Game of Drones: Learning From Bees

"At this very moment, about 20 feet behind me, female worker bees are ripping their male brethren to shreds," I tell the 7th graders. Fifteen pairs of eyes are wide and incredulous, and looking directly at me without the slightest trace of adolescent indifference. The massacre of the drones occurs every fall around this time of year in New York City, as honey bees reduce their populations in preparation for winter. A dramatic retelling of the carnage, and rationality behind it, never fails to transfix even the most distant teenager.

All season long, worker bees -- the infertile females that comprise the majority of the colony -- toil in the hive and in the fields, while drones -- male bees, whose sole purpose is to procreate with virgin queens -- subsist off the fruits of their labor. As days shorten, temperatures drop, and the nectar flow dries up, drones' days are numbered. There is only a finite amount of honey on which the entire colony must subsist through the winter, clustering around the queen and keeping warm through body heat. With mating season over, drones become expendable.

"Why can't they just sting the drones?" one of the students asks. "Why do they have to rip them apart?" I explain that when honeybees sting, their barbed stingers become embedded in their victim and detach from their bodies, ending their lives. "That's messed up," another student mutters. Hands shoot into the air.

"Why don't the drones just leave?"

"Who decides it's time to start the massacre?"

"How will the queen lay eggs without drones?"

Children and teenagers are captivated by honeybees, and I've noticed that particular facets of honeybee behavior spark the interest of different age groups. For example, 2nd graders are concerned with an issue of fairness -- why can there only be one queen, and who decides who it is? Bee monarchy is more palatable to these justice-seeking 8-year-olds upon hearing that she is part of a team comprised of workers and drones, and all contribute in equally important ways to the success of the colony.

6th graders want to know what happens when the queen dies, and are contented to learn that workers can replace queens at any point simply by feeding royal jelly to existing larvae. As soon as a virgin queen is born, she will fight the incumbent and fellow challengers to the death to claim the throne. And of course, there's the massacre of the drones, which captures the imagination of middle and high school students alike.

As an educator, I live for moments like these, when curiosity takes hold and the audience becomes spellbound. Lucky for me, my classroom spans 2.5 acres of rooftop farmland in New York City, so it's a pretty frequent occurrence. In addition to bee hives, the space I call my classroom is also home to a diverse group of chickens, grows 100,000 pounds of produce a year, serves as a high-volume composting site, and boasts some of the city's most compelling views of Manhattan. Children and teenagers can engage directly with life science by cultivating plants from seed to seed, and composting food waste to create rich soil.
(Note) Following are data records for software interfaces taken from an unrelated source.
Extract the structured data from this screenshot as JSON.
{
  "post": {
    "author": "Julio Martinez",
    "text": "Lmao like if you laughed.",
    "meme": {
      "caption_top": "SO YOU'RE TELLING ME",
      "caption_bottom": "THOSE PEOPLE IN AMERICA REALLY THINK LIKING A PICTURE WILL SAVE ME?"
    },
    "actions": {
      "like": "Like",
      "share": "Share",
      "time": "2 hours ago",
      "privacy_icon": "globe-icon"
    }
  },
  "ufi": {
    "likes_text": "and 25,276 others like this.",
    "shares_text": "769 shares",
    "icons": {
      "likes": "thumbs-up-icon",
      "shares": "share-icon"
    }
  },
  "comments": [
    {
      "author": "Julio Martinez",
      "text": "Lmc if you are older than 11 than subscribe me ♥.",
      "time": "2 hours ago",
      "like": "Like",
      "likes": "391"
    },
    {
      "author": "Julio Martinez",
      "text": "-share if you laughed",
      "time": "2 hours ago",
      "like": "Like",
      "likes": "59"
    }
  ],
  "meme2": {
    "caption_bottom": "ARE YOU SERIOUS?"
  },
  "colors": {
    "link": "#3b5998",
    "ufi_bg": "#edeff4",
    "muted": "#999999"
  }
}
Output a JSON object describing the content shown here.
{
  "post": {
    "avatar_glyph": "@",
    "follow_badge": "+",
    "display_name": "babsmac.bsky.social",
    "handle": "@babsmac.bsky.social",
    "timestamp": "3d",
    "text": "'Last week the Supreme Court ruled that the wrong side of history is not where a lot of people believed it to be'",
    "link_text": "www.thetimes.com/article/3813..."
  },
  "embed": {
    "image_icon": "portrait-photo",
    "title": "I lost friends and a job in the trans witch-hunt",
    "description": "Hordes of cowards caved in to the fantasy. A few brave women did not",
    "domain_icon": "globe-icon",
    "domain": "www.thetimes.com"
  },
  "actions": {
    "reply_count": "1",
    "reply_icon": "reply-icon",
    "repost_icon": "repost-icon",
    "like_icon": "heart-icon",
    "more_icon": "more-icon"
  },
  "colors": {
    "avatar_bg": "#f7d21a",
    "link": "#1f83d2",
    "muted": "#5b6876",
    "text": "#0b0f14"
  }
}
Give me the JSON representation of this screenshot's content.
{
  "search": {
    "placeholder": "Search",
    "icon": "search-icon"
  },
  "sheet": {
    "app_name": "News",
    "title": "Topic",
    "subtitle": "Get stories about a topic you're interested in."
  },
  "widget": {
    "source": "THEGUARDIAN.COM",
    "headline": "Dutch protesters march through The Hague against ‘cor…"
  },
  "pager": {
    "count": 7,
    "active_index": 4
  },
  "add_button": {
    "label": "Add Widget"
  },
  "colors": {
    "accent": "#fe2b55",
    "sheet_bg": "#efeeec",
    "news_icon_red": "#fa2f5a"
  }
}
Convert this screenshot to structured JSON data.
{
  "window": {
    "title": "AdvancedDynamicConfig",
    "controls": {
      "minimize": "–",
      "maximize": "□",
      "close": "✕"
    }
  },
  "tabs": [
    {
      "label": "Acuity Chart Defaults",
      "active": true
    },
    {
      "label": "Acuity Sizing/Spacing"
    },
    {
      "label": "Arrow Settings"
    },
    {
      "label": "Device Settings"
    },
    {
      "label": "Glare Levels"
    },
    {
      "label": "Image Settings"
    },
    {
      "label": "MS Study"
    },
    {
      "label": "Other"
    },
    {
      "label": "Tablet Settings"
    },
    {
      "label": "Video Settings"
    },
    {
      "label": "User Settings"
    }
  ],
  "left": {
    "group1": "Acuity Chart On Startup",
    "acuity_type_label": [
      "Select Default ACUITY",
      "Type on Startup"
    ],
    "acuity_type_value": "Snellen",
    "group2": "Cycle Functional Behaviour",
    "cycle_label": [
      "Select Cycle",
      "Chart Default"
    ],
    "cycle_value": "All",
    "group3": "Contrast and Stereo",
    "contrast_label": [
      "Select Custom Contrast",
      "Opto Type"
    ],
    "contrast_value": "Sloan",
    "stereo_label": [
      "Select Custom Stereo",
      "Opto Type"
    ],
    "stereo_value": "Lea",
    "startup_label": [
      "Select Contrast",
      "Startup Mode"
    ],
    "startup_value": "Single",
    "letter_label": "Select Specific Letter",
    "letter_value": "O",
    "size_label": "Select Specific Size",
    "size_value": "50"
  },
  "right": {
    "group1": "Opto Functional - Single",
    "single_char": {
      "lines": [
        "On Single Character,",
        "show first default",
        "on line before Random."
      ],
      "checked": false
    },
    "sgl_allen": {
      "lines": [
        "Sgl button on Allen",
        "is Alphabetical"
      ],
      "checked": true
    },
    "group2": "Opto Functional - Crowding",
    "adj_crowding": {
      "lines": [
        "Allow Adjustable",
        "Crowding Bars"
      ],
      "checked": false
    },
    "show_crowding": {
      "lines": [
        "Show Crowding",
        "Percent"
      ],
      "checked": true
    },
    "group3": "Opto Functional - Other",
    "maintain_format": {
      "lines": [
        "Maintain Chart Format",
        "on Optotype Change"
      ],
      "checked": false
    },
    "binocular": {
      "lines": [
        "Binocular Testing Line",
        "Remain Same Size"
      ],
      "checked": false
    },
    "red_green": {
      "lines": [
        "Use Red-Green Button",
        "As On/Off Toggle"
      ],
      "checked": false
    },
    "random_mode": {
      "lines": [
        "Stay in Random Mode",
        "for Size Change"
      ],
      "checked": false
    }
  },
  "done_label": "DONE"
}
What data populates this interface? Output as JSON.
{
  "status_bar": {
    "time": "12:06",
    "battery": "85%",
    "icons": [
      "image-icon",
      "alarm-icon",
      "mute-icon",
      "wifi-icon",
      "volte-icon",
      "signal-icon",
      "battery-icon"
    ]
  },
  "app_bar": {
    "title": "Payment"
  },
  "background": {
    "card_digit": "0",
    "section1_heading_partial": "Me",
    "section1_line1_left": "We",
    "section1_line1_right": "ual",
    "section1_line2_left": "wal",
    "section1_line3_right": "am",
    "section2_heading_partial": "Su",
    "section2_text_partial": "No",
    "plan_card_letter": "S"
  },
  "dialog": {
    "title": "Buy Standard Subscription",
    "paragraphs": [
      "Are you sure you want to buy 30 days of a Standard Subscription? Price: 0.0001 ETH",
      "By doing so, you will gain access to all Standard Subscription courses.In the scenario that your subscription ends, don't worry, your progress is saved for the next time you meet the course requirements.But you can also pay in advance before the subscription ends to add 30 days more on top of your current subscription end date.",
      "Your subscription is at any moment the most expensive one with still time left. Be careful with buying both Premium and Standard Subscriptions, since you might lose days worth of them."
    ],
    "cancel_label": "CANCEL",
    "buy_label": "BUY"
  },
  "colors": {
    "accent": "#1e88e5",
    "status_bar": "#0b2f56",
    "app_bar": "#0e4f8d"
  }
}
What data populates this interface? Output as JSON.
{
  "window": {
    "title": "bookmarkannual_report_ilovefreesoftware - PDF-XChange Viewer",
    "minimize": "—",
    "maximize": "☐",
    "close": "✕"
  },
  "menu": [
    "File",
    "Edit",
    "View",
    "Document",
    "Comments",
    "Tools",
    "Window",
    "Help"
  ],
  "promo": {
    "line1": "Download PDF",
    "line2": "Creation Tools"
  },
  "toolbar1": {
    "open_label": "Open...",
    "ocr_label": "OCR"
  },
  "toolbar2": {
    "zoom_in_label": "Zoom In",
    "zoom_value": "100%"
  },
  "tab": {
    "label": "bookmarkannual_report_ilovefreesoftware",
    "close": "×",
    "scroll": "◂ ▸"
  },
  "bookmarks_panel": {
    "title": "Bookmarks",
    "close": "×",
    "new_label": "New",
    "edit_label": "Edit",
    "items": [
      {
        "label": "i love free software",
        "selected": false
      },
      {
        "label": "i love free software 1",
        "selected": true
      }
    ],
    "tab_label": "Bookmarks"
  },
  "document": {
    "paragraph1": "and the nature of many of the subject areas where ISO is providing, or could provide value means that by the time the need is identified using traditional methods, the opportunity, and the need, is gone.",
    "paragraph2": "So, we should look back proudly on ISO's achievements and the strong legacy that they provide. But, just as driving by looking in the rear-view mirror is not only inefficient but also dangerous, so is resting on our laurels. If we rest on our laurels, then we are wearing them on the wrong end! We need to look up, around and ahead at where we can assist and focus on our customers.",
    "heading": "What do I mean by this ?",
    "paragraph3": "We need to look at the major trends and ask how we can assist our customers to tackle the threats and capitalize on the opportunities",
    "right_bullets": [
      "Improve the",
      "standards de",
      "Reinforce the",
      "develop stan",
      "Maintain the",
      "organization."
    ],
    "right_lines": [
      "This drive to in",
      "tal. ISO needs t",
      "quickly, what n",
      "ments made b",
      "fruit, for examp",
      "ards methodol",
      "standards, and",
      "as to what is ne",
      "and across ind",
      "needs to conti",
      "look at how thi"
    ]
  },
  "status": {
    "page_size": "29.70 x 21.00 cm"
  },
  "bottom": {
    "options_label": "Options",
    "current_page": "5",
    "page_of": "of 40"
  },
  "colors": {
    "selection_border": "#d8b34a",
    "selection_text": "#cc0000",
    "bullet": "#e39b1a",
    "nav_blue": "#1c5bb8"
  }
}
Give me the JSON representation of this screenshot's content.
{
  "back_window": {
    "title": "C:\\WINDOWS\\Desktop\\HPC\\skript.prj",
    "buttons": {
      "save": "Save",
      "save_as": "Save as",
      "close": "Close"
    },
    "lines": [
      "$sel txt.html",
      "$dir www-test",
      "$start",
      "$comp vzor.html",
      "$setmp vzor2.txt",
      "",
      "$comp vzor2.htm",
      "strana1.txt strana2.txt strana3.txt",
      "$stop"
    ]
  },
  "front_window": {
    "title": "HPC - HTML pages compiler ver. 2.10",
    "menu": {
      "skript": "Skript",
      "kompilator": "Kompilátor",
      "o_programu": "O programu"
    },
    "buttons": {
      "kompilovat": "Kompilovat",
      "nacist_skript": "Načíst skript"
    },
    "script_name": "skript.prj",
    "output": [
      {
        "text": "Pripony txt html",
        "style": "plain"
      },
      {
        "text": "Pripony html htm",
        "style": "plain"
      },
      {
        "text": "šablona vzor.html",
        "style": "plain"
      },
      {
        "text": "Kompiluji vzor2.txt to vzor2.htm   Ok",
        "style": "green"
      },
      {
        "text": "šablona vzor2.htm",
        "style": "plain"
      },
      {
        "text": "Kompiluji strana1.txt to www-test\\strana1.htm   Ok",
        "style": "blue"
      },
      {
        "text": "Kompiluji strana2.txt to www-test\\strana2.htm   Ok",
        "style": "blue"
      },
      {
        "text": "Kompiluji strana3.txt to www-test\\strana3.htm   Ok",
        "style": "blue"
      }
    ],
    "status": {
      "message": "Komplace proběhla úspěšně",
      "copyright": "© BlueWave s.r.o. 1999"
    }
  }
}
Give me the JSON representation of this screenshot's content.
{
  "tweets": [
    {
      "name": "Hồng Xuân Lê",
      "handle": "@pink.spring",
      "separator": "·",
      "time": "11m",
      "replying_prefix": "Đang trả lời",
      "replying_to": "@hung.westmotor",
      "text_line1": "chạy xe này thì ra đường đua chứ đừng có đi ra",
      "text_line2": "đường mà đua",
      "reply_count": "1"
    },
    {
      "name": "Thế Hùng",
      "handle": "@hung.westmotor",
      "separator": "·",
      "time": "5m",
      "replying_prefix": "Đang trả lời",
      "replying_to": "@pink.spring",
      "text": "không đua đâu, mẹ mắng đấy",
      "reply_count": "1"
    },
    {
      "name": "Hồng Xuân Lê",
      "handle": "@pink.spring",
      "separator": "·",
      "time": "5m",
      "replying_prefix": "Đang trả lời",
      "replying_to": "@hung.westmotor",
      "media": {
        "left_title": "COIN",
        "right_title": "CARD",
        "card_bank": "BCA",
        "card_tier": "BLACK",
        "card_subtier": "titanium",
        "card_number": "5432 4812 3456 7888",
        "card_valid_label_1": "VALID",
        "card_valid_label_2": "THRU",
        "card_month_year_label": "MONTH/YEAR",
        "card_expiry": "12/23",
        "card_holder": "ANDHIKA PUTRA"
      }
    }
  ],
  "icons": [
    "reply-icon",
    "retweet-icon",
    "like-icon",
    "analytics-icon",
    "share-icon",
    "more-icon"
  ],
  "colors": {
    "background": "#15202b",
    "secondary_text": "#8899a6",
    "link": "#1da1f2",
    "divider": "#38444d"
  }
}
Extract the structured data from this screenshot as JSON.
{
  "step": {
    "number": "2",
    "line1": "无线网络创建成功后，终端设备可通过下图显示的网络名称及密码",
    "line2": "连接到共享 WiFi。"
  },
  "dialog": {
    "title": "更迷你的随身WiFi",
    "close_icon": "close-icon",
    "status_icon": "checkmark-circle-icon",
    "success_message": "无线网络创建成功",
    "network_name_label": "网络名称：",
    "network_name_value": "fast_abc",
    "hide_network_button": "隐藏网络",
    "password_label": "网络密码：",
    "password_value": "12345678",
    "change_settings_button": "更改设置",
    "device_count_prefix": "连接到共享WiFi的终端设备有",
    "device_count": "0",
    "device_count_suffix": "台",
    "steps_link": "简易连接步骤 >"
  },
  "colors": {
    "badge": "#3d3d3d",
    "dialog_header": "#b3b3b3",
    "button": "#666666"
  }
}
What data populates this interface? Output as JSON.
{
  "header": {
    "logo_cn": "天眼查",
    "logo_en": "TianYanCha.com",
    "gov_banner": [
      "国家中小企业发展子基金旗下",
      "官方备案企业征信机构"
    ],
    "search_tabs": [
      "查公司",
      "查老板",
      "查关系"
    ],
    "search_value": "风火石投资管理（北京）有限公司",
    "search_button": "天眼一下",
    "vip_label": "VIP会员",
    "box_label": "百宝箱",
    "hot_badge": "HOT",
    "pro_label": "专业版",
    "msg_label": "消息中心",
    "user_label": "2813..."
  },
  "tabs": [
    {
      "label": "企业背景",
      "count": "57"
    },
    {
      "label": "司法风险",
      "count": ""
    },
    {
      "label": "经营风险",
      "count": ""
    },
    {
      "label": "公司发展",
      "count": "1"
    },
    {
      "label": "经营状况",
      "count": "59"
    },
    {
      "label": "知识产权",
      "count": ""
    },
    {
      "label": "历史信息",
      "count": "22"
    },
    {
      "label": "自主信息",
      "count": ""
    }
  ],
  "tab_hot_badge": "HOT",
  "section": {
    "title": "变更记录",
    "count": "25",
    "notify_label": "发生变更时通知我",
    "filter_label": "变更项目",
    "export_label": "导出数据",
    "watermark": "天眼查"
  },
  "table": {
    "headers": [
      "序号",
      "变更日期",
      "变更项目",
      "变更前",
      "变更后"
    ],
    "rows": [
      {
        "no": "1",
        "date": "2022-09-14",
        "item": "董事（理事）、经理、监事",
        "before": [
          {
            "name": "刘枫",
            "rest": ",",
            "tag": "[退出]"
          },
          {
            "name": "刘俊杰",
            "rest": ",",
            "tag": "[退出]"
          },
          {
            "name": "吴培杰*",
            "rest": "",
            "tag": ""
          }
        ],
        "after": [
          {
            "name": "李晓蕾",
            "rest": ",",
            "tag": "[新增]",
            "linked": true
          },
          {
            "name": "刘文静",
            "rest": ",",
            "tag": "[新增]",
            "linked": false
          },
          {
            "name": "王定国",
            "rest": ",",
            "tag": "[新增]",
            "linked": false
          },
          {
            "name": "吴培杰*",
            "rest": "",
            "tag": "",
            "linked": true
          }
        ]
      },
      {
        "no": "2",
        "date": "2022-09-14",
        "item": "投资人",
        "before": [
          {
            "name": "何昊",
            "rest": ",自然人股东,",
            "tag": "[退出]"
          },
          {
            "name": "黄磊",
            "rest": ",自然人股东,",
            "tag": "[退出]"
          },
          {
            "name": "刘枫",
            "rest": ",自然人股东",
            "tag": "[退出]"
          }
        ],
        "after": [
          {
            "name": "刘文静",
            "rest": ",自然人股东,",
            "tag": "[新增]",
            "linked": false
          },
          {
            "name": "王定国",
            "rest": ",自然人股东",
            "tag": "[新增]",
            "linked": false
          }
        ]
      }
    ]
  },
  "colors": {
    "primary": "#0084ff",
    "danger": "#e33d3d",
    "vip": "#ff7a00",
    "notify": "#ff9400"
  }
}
They can plant peas and harvest purple carrots. They can release ladybugs to eat aphids off of pest-ridden plants.

Hands-on learning incites a sense of wonder that text books and test prep fail to arouse, and rooftop farms provide innumerable opportunities for students to learn and grow. Imagine if every school building in New York City were topped with an energy-saving, water-retaining, intensive green roof farm, and every teacher could use these farms to support learning. Students could utilize them as science labs and art studios, job training sites and outdoor kitchens. Children could grow vegetables for their own cafeterias, increasing the nutritional value of school lunch and giving urban youth the rare opportunity to grow food from seed. The increase in green infrastructure across the city would result in cleaner water and air, cooler temperatures, and more vibrant ecosystems. And we would be supplementing our children's classroom curriculum with opportunities to physically interact with theories, equations, and concepts in action. We would enhance our children's education with opportunities for wonder.

The role of the beekeeper is not to force an outcome from the bees, but to help the bees accomplish what they are naturally inclined to do. Beekeepers provide the infrastructure -- the hive -- upon which bees can easily build their own complex structures and implement their own time-tested systems. In the same way, educators must create environments for students to thrive. In today's educational climate, it is easy to forget that children and teenagers are naturally curious, constantly seeking out ways to make meaning of their world. We owe it to our children to harness this curiosity by creating spaces where they can truly explore.

For more information on City Growers, check out their website and Kickstarter page.